Retype the entire listing, keeping every word as it is.

=== Section Start ===

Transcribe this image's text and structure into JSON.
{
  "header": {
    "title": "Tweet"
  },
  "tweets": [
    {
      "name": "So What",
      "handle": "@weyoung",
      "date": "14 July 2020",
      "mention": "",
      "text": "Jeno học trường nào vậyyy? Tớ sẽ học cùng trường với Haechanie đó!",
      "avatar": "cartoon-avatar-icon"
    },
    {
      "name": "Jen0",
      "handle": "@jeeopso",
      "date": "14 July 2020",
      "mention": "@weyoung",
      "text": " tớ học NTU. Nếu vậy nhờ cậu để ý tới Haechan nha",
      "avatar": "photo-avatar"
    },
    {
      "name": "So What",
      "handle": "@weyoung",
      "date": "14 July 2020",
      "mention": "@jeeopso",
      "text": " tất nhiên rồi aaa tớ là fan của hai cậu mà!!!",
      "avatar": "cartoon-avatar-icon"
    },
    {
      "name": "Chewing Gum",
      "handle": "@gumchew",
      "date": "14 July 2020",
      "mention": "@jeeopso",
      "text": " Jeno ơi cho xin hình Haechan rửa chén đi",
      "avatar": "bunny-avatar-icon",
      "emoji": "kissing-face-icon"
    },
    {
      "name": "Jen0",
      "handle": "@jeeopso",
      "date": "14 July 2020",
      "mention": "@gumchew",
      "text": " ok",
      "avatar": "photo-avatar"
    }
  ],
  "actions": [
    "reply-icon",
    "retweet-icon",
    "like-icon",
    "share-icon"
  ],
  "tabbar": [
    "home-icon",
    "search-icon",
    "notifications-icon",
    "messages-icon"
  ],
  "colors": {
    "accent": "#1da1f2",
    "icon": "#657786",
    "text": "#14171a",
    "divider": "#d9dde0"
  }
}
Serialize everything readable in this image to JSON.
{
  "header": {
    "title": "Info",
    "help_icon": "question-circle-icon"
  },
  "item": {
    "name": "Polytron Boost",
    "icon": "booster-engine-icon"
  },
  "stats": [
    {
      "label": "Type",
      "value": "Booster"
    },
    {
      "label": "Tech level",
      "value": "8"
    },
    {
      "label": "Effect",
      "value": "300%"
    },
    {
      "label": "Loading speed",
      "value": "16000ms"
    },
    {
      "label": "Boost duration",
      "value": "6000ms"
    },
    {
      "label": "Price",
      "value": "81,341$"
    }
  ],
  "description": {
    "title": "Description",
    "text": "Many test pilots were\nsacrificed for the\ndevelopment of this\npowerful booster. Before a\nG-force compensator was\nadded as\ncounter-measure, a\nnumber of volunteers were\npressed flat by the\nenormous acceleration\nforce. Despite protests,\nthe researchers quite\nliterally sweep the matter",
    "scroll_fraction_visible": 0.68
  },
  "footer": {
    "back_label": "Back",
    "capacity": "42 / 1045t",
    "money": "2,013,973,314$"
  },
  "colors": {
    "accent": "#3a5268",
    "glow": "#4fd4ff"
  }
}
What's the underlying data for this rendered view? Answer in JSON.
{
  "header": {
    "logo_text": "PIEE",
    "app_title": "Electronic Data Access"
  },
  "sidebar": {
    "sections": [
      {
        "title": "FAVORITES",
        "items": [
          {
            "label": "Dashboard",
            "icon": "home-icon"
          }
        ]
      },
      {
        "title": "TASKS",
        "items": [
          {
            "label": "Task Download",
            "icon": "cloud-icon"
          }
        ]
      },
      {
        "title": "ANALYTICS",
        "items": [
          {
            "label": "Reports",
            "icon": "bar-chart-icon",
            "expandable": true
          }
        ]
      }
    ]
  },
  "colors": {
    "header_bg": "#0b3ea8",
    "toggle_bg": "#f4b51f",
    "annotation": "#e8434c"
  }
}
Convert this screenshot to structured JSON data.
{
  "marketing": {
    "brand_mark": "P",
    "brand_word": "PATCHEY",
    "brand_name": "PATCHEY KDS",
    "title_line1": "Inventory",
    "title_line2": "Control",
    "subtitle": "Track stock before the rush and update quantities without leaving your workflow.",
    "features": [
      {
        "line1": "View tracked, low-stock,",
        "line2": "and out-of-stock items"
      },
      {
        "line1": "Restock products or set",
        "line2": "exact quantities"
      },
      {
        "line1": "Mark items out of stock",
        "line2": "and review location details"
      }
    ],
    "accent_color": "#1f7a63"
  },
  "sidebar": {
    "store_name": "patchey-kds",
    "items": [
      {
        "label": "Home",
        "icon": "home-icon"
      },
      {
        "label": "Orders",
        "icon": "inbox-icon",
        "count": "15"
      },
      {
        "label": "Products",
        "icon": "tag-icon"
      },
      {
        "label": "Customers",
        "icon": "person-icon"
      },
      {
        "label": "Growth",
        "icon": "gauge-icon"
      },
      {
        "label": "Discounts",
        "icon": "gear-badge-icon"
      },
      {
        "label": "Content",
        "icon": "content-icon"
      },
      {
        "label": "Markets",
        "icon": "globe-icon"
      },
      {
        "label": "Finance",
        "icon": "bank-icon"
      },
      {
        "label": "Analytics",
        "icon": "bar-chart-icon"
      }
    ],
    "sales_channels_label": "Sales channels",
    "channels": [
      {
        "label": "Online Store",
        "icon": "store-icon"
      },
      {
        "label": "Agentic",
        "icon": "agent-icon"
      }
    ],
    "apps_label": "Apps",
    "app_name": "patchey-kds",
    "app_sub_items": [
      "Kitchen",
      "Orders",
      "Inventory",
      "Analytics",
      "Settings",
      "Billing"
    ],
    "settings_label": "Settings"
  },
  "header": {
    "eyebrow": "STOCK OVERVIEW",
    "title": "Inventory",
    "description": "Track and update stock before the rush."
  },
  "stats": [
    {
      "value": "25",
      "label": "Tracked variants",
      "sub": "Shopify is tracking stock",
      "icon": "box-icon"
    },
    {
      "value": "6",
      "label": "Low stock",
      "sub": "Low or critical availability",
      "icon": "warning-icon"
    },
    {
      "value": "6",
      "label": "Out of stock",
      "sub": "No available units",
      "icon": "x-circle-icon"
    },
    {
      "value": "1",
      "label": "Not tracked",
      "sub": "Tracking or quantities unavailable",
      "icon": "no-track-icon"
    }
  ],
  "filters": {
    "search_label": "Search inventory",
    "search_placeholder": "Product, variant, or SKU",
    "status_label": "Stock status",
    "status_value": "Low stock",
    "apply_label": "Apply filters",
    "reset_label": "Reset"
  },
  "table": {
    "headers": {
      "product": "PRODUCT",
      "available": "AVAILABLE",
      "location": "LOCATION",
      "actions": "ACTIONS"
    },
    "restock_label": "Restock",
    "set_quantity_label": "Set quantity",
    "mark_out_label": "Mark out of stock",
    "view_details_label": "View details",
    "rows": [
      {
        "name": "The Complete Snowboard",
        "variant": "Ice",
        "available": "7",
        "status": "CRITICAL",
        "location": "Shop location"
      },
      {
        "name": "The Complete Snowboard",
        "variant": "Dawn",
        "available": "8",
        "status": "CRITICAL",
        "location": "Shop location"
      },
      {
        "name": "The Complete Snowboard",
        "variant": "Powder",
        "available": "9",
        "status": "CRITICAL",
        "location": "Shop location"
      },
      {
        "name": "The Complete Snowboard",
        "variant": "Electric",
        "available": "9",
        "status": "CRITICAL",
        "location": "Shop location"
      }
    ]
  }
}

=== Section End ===

Completed task:
Transcribe this image's text and structure into JSON.
{
  "header": {
    "title": "Tweet"
  },
  "tweets": [
    {
      "name": "So What",
      "handle": "@weyoung",
      "date": "14 July 2020",
      "mention": "",
      "text": "Jeno học trường nào vậyyy? Tớ sẽ học cùng trường với Haechanie đó!",
      "avatar": "cartoon-avatar-icon"
    },
    {
      "name": "Jen0",
      "handle": "@jeeopso",
      "date": "14 July 2020",
      "mention": "@weyoung",
      "text": " tớ học NTU. Nếu vậy nhờ cậu để ý tới Haechan nha",
      "avatar": "photo-avatar"
    },
    {
      "name": "So What",
      "handle": "@weyoung",
      "date": "14 July 2020",
      "mention": "@jeeopso",
      "text": " tất nhiên rồi aaa tớ là fan của hai cậu mà!!!",
      "avatar": "cartoon-avatar-icon"
    },
    {
      "name": "Chewing Gum",
      "handle": "@gumchew",
      "date": "14 July 2020",
      "mention": "@jeeopso",
      "text": " Jeno ơi cho xin hình Haechan rửa chén đi",
      "avatar": "bunny-avatar-icon",
      "emoji": "kissing-face-icon"
    },
    {
      "name": "Jen0",
      "handle": "@jeeopso",
      "date": "14 July 2020",
      "mention": "@gumchew",
      "text": " ok",
      "avatar": "photo-avatar"
    }
  ],
  "actions": [
    "reply-icon",
    "retweet-icon",
    "like-icon",
    "share-icon"
  ],
  "tabbar": [
    "home-icon",
    "search-icon",
    "notifications-icon",
    "messages-icon"
  ],
  "colors": {
    "accent": "#1da1f2",
    "icon": "#657786",
    "text": "#14171a",
    "divider": "#d9dde0"
  }
}
Serialize everything readable in this image to JSON.
{
  "header": {
    "title": "Info",
    "help_icon": "question-circle-icon"
  },
  "item": {
    "name": "Polytron Boost",
    "icon": "booster-engine-icon"
  },
  "stats": [
    {
      "label": "Type",
      "value": "Booster"
    },
    {
      "label": "Tech level",
      "value": "8"
    },
    {
      "label": "Effect",
      "value": "300%"
    },
    {
      "label": "Loading speed",
      "value": "16000ms"
    },
    {
      "label": "Boost duration",
      "value": "6000ms"
    },
    {
      "label": "Price",
      "value": "81,341$"
    }
  ],
  "description": {
    "title": "Description",
    "text": "Many test pilots were\nsacrificed for the\ndevelopment of this\npowerful booster. Before a\nG-force compensator was\nadded as\ncounter-measure, a\nnumber of volunteers were\npressed flat by the\nenormous acceleration\nforce. Despite protests,\nthe researchers quite\nliterally sweep the matter",
    "scroll_fraction_visible": 0.68
  },
  "footer": {
    "back_label": "Back",
    "capacity": "42 / 1045t",
    "money": "2,013,973,314$"
  },
  "colors": {
    "accent": "#3a5268",
    "glow": "#4fd4ff"
  }
}
What's the underlying data for this rendered view? Answer in JSON.
{
  "header": {
    "logo_text": "PIEE",
    "app_title": "Electronic Data Access"
  },
  "sidebar": {
    "sections": [
      {
        "title": "FAVORITES",
        "items": [
          {
            "label": "Dashboard",
            "icon": "home-icon"
          }
        ]
      },
      {
        "title": "TASKS",
        "items": [
          {
            "label": "Task Download",
            "icon": "cloud-icon"
          }
        ]
      },
      {
        "title": "ANALYTICS",
        "items": [
          {
            "label": "Reports",
            "icon": "bar-chart-icon",
            "expandable": true
          }
        ]
      }
    ]
  },
  "colors": {
    "header_bg": "#0b3ea8",
    "toggle_bg": "#f4b51f",
    "annotation": "#e8434c"
  }
}
Convert this screenshot to structured JSON data.
{
  "marketing": {
    "brand_mark": "P",
    "brand_word": "PATCHEY",
    "brand_name": "PATCHEY KDS",
    "title_line1": "Inventory",
    "title_line2": "Control",
    "subtitle": "Track stock before the rush and update quantities without leaving your workflow.",
    "features": [
      {
        "line1": "View tracked, low-stock,",
        "line2": "and out-of-stock items"
      },
      {
        "line1": "Restock products or set",
        "line2": "exact quantities"
      },
      {
        "line1": "Mark items out of stock",
        "line2": "and review location details"
      }
    ],
    "accent_color": "#1f7a63"
  },
  "sidebar": {
    "store_name": "patchey-kds",
    "items": [
      {
        "label": "Home",
        "icon": "home-icon"
      },
      {
        "label": "Orders",
        "icon": "inbox-icon",
        "count": "15"
      },
      {
        "label": "Products",
        "icon": "tag-icon"
      },
      {
        "label": "Customers",
        "icon": "person-icon"
      },
      {
        "label": "Growth",
        "icon": "gauge-icon"
      },
      {
        "label": "Discounts",
        "icon": "gear-badge-icon"
      },
      {
        "label": "Content",
        "icon": "content-icon"
      },
      {
        "label": "Markets",
        "icon": "globe-icon"
      },
      {
        "label": "Finance",
        "icon": "bank-icon"
      },
      {
        "label": "Analytics",
        "icon": "bar-chart-icon"
      }
    ],
    "sales_channels_label": "Sales channels",
    "channels": [
      {
        "label": "Online Store",
        "icon": "store-icon"
      },
      {
        "label": "Agentic",
        "icon": "agent-icon"
      }
    ],
    "apps_label": "Apps",
    "app_name": "patchey-kds",
    "app_sub_items": [
      "Kitchen",
      "Orders",
      "Inventory",
      "Analytics",
      "Settings",
      "Billing"
    ],
    "settings_label": "Settings"
  },
  "header": {
    "eyebrow": "STOCK OVERVIEW",
    "title": "Inventory",
    "description": "Track and update stock before the rush."
  },
  "stats": [
    {
      "value": "25",
      "label": "Tracked variants",
      "sub": "Shopify is tracking stock",
      "icon": "box-icon"
    },
    {
      "value": "6",
      "label": "Low stock",
      "sub": "Low or critical availability",
      "icon": "warning-icon"
    },
    {
      "value": "6",
      "label": "Out of stock",
      "sub": "No available units",
      "icon": "x-circle-icon"
    },
    {
      "value": "1",
      "label": "Not tracked",
      "sub": "Tracking or quantities unavailable",
      "icon": "no-track-icon"
    }
  ],
  "filters": {
    "search_label": "Search inventory",
    "search_placeholder": "Product, variant, or SKU",
    "status_label": "Stock status",
    "status_value": "Low stock",
    "apply_label": "Apply filters",
    "reset_label": "Reset"
  },
  "table": {
    "headers": {
      "product": "PRODUCT",
      "available": "AVAILABLE",
      "location": "LOCATION",
      "actions": "ACTIONS"
    },
    "restock_label": "Restock",
    "set_quantity_label": "Set quantity",
    "mark_out_label": "Mark out of stock",
    "view_details_label": "View details",
    "rows": [
      {
        "name": "The Complete Snowboard",
        "variant": "Ice",
        "available": "7",
        "status": "CRITICAL",
        "location": "Shop location"
      },
      {
        "name": "The Complete Snowboard",
        "variant": "Dawn",
        "available": "8",
        "status": "CRITICAL",
        "location": "Shop location"
      },
      {
        "name": "The Complete Snowboard",
        "variant": "Powder",
        "available": "9",
        "status": "CRITICAL",
        "location": "Shop location"
      },
      {
        "name": "The Complete Snowboard",
        "variant": "Electric",
        "available": "9",
        "status": "CRITICAL",
        "location": "Shop location"
      }
    ]
  }
}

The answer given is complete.